Trial for Murder

Asenath Nicholson
Chapter VII (14) | Start of Chapter

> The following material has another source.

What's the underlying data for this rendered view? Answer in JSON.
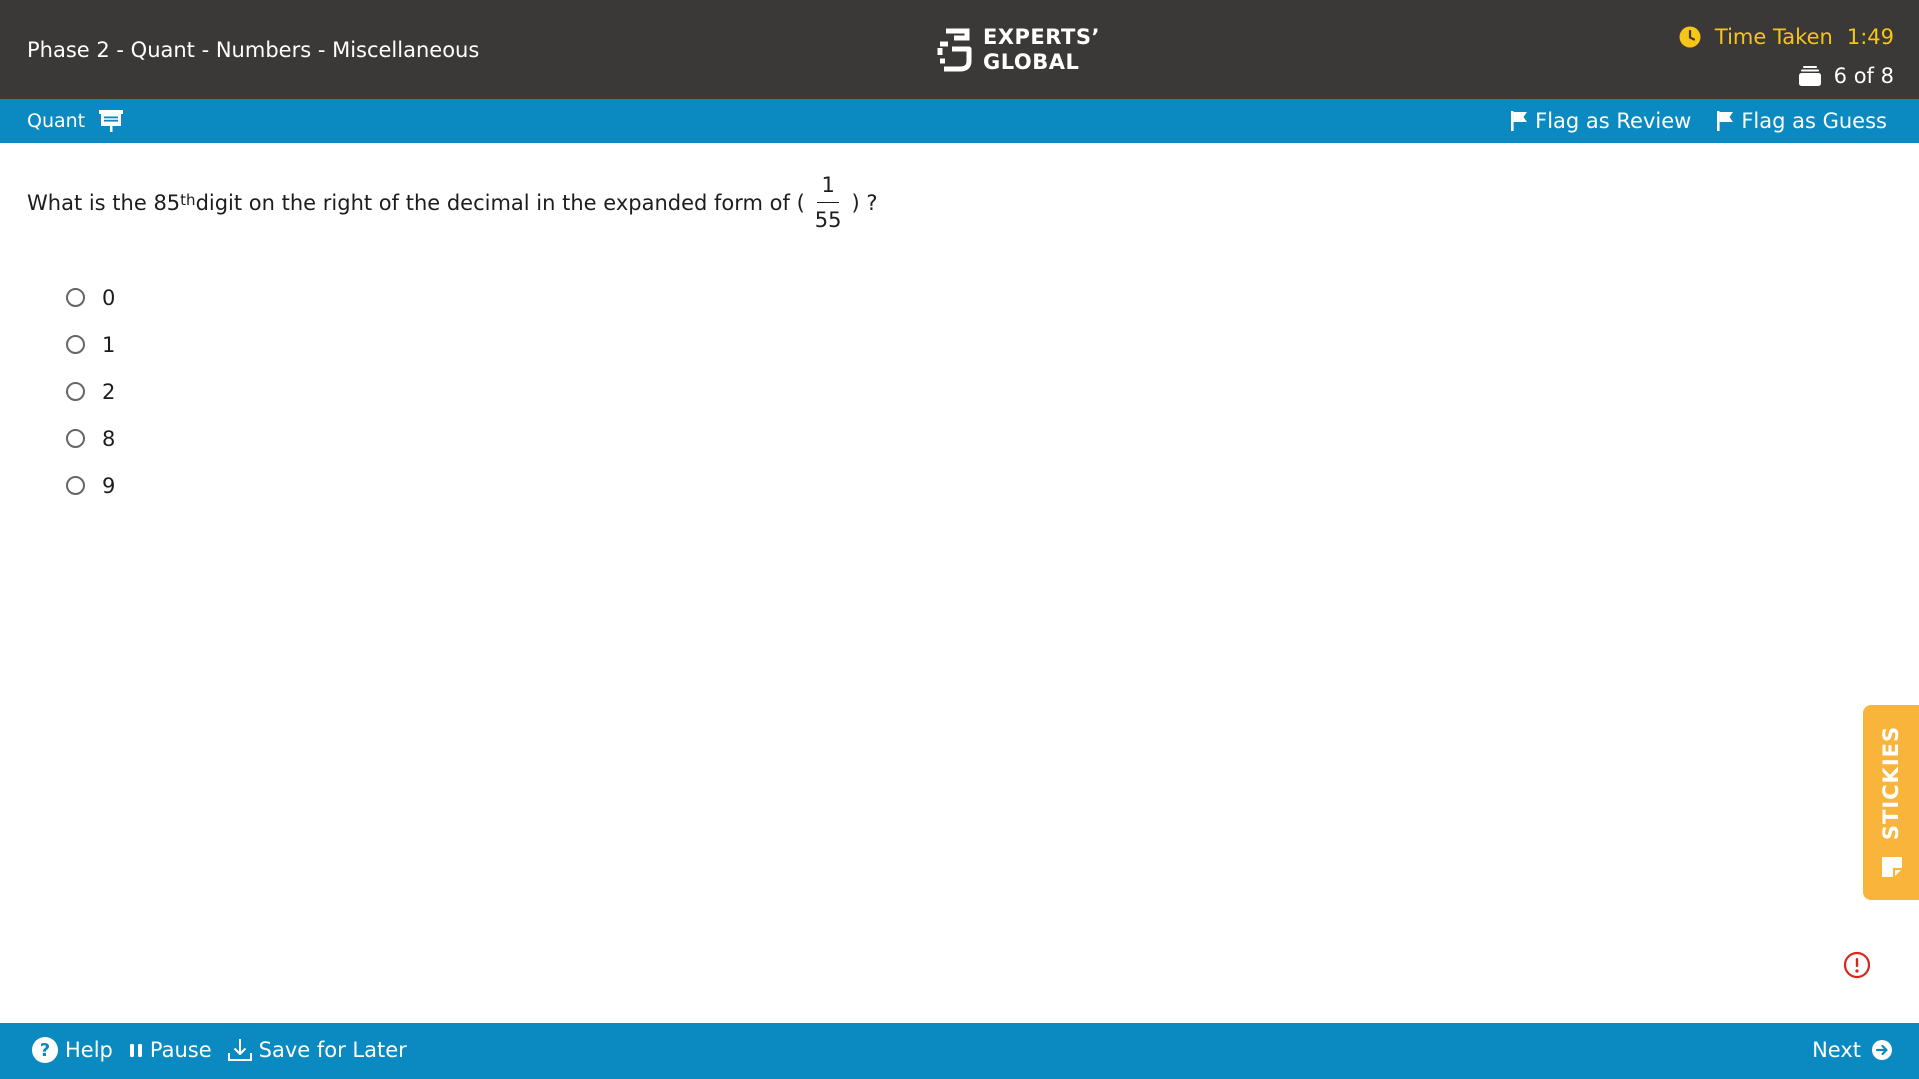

March 14th.—Criminal cases were going forward now in court, and the attorneys, Dublin-like, had come prepared with wigs and gowns, for the first time, a practice heretofore not in vogue in Connaught. The ladies in Castlebar were curious to behold this novel sight, but custom had prohibited them hitherto from appearing in these places. Two prisoners were to be tried for murder; and wishing to know how Ireland, which has been somewhat celebrated for trials of this kind, managed such cases, in company with a young lady of the family, I went; we found a favorable position in the gallery, where we could see the court and prisoners. The case was this:—A publican had become offended with a neighbor, and determined to be revenged, by giving him a good beating. Not wishing to do it himself, he called in two men, gave them an abundance of whisky, and for a few shillings they agreed to do it well. The man was waylaid at nightfall, and the beating went on; many joined in the affray, some to rescue, and some to assist. The man was killed. The evidence went to prove that one of the two gave a heavier blow, and he must have finished the work, consequently he was guilty. The attorney, Bourke, made a most able defence, and though a Roman Catholic, he dwelt most solemnly on the last grand Assize, when that court, as well as the prisoners at the bar, must be judged by an impartial Judge, and condemned or acquitted, as their real state should be found. The judge was celebrated for clemency, and gave a plain impressive charge, that if the least doubt remained on their minds, they must lean to the side of mercy.